------ Information shown ------

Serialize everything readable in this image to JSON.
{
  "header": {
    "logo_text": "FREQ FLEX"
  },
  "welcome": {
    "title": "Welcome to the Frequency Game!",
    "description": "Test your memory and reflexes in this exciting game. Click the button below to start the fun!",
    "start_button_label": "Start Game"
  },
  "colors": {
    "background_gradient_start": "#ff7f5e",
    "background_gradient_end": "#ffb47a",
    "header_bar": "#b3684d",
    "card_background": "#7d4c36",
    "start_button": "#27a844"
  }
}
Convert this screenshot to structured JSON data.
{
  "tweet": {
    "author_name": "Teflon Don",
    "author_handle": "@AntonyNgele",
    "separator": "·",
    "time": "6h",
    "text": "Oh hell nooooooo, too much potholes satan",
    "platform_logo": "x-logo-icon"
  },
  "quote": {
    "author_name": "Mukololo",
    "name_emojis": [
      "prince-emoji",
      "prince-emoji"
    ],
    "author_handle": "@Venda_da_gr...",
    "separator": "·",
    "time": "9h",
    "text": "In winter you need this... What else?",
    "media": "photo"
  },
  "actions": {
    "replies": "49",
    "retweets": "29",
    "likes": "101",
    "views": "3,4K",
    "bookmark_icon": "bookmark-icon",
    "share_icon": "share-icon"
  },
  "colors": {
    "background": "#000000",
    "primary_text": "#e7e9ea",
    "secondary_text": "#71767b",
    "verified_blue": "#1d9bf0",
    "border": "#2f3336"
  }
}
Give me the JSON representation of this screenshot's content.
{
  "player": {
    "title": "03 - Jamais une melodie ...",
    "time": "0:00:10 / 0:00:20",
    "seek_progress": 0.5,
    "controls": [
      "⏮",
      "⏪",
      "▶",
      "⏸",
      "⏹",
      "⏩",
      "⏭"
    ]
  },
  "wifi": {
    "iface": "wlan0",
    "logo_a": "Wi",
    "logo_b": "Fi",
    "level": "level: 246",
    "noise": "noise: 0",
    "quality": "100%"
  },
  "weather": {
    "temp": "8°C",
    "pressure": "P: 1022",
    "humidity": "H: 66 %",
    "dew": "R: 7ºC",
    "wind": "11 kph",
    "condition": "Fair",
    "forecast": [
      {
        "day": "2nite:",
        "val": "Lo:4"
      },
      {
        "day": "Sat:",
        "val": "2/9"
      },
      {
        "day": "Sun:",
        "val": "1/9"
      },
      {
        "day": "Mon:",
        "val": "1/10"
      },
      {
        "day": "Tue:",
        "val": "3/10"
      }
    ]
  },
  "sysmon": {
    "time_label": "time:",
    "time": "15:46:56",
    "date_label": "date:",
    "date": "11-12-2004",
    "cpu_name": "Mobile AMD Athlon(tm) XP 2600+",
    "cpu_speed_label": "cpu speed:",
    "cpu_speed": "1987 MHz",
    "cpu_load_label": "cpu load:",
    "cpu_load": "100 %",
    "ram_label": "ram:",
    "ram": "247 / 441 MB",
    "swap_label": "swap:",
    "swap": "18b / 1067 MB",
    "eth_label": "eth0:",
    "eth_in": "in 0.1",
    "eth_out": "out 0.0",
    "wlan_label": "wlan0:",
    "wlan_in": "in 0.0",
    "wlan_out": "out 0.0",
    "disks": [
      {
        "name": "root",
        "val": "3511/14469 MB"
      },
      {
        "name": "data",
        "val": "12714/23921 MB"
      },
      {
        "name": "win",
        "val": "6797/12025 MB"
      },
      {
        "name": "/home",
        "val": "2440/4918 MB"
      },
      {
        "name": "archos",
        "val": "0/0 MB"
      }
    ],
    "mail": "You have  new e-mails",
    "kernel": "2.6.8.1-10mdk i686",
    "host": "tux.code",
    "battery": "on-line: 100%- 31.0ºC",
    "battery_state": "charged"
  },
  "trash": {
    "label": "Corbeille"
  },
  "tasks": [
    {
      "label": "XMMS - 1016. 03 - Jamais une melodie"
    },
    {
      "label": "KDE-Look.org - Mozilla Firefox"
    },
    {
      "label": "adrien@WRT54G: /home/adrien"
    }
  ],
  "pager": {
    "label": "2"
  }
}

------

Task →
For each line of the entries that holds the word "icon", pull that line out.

Exercise answer →
    "platform_logo": "x-logo-icon"
    "bookmark_icon": "bookmark-icon",
    "share_icon": "share-icon"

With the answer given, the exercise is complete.